For some reason, he makes me think of those old Winston cigarette ads.
"You can take Salem out of the country, but you can't take the country out of Salem." Dunno why.
I'll betcha R. J. will have a wry remark.


Josie said...

Ivan, you went to sock hops? I'll bet you were quite the jiver...


ivan said...

I wus.
But that's because I'd at first be really awkward on the dance floor.
Had to make amends.
Went to my black friend.
How you doo dat?
He showed me. Drew me a diagram.
Funky Arthur Murray.
I ended up sort of pretty fly for a white guy.
Devon and I used to go to dances together.

Holy bible according to Fender.

Cracked our spines.

R.J. Baker said...

I'm going to revisit Beckett. Breath his 35 second play is intriguing...

ivan said...

I am in a brand new medium. Know next to boo-all about absurdists.
Hard to miss Beckett, of course.

I once had to replace a prof of Existentialism. "Taught" some works. Took Sartre half-seriously, especially EXIT.
I used to enjoy Marat-Sade when I was just a young whippersnapper. Heh. Enough to make you lose your head.

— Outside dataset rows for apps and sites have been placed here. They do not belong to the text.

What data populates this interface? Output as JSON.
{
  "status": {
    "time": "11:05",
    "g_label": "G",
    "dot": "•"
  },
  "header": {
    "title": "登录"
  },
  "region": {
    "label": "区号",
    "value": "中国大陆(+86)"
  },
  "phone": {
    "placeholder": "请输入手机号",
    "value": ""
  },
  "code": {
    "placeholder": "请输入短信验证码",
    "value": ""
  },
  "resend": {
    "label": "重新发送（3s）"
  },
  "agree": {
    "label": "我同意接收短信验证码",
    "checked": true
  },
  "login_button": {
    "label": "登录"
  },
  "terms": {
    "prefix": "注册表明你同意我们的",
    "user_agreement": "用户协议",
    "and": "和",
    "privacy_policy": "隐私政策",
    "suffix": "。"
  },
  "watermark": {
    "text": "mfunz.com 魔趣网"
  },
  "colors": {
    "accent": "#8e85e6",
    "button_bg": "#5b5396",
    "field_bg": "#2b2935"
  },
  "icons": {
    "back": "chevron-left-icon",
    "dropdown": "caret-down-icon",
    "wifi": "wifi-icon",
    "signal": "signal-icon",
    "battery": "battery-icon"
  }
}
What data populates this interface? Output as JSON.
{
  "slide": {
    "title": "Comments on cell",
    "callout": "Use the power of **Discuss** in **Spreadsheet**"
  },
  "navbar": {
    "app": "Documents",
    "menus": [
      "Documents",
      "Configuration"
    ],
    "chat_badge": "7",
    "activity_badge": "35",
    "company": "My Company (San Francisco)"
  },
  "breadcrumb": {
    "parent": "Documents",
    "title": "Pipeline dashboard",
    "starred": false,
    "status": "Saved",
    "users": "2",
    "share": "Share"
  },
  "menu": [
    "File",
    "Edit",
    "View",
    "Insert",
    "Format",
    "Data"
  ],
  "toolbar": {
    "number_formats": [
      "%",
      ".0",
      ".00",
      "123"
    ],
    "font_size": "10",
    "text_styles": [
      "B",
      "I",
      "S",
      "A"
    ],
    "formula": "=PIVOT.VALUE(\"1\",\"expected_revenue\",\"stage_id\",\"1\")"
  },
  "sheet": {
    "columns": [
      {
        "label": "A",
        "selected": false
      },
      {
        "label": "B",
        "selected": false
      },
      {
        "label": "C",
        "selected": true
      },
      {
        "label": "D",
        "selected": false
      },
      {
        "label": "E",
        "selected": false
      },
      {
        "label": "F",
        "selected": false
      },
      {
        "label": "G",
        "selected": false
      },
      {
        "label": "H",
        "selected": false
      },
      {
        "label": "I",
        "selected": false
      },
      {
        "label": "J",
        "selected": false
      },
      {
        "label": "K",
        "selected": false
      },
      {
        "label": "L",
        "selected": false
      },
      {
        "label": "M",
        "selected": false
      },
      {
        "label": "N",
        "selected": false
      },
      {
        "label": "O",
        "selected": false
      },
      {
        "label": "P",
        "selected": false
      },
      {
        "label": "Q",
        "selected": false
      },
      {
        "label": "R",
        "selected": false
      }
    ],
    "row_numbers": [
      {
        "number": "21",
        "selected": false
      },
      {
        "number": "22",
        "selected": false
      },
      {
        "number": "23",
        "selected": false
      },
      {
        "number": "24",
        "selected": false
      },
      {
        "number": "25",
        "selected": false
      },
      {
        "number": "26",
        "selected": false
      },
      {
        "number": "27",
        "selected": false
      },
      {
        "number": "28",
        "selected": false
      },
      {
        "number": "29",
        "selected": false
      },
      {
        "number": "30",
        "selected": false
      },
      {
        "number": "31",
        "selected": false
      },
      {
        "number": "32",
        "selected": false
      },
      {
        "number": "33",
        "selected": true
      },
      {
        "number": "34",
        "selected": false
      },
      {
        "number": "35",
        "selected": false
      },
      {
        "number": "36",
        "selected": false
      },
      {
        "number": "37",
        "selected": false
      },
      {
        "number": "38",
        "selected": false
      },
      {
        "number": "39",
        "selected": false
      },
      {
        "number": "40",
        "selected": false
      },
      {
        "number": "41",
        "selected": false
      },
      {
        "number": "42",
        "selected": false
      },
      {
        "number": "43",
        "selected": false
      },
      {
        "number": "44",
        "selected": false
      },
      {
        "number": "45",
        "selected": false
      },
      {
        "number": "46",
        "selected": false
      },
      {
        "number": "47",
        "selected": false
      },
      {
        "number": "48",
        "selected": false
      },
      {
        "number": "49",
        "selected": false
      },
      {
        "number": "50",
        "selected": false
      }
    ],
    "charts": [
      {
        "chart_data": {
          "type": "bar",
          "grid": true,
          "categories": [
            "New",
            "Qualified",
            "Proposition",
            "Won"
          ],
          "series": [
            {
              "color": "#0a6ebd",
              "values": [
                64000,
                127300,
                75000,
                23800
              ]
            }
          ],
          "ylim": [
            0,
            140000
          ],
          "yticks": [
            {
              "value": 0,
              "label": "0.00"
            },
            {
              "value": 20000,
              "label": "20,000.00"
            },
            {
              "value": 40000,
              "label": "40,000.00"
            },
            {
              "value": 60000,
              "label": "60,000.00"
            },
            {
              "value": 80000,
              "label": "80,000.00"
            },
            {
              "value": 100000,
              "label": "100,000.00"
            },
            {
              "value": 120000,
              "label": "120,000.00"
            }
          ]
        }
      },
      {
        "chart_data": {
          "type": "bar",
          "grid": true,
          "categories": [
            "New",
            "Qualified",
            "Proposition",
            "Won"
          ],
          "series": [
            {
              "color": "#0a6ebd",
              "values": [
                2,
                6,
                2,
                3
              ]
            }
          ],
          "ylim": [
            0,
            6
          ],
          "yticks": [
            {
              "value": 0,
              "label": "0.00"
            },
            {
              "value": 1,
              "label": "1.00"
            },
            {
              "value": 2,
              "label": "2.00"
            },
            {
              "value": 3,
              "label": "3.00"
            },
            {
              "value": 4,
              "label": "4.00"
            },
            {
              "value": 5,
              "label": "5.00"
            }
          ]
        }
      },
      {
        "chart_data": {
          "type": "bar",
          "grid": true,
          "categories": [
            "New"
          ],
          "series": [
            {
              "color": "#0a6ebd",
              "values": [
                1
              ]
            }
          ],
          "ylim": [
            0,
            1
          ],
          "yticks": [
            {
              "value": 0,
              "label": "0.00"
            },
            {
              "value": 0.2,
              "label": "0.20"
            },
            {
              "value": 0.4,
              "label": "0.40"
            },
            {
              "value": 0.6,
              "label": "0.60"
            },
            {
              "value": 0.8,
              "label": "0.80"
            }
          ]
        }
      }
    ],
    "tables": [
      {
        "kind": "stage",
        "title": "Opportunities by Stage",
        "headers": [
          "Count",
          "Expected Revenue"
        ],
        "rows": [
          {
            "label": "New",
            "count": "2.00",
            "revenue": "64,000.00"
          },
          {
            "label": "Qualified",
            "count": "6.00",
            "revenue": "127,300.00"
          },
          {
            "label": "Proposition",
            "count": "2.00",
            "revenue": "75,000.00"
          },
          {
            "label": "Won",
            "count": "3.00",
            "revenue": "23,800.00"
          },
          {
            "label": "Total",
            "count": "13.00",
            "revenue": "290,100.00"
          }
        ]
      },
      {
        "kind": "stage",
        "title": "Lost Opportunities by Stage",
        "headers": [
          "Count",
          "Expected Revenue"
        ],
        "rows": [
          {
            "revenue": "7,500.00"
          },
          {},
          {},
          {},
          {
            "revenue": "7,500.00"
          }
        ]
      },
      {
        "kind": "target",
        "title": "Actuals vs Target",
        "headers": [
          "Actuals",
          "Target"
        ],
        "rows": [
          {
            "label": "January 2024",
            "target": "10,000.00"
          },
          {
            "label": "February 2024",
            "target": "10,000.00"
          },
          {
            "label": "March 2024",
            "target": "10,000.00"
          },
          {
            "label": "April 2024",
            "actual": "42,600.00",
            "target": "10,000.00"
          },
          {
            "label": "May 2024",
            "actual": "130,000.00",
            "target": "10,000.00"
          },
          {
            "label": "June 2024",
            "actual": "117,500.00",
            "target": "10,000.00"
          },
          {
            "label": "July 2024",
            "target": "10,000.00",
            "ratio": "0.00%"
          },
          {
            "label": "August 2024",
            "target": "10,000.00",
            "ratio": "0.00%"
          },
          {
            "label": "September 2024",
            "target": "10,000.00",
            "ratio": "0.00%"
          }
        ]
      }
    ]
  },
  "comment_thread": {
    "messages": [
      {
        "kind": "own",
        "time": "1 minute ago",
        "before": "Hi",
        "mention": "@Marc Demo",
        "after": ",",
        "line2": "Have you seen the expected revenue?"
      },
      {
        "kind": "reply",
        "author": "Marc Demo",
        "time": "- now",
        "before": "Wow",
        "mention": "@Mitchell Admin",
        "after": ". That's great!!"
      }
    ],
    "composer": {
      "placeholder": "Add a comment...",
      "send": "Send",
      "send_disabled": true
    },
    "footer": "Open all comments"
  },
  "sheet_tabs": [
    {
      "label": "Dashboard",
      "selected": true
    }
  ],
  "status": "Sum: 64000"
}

Funny how other people see intellectual trends.
I ended up back in the newspaper business. I asked some major journalist (Anthony Westell?) what he thought of existetialism.
"You don't believe that rot, do you?" asked the famous Fleet Street Brit.
One man's theatrical rhapsody is another man's rot?
I am approaching philistinism, I suppose, when it strikes me that almost every other playwright is gay. Certainly odd.
There is an attractiveness, for some reason, to Joe Orton. Know anything about Joe Orton?
Well, gay or not I could still sit through Breakfast at Tiffany's
or The Glass Menagerie.

But then there's Monty Python.
Monty Python bursts the balloon.
No more confusion. A good horselaugh.

Josie said...

I once sat through "Waiting for Godot" at a local live theatre. It was actually sort of painful. I liked what he was saying, it just seemed to take too long to say it. Doesn't it remind you a little teeny tiny (tiny) bit of "Of Mice and Men" by Steinbeck? Steinbeck said it better. But I LOVE Steinbeck.


ivan said...

It was kind of a thrill, visiting
Oklahoma, some years ago, and thinking of Steinbeck.
The amazing thing is that there was an aquafer of potable water
just under all that parched farmland!
If they only knew, and if they only had the technology in those Depression days. But they all had Model A's.
Well, one thing Mr. Beckett has taught me about playwriting: Cut, cut, cut.
I'm going to end up with a hundred scenes here.
When my novel was serialized, some twenty years ago, I told a girlfriend that the last installment was now in.
"Thank God," she said. LOL!

EA Monroe said...

Hi Ivan. My mom can tell you about the Depression Days in Oklahoma. Those days still have an effect on her -- at least that's how I explain my mom's behavior to myself. :} Her family's farm was out in Greer County, Western Oklahoma. I recall the old farmstead with nostalgic fondness and wonder how they managed to survive. They had a windmill that pumped water and down the road was an Artesian well. The old Model A sat rusting in a field. Probably why they stayed!

ivan said...

Hoyt Axton:
Well I've never been to Spain
But I've been to Oklahoma.

Me too. Great people.

...And I wouldn't dare to mention the great musical. Everybody must do that and drive you guys crazy. LOL.

ivan said...

I don't think I've been giving you the proper respect--the play sample above is really a lot like Waiting for Godot.
You do have a sharp eye.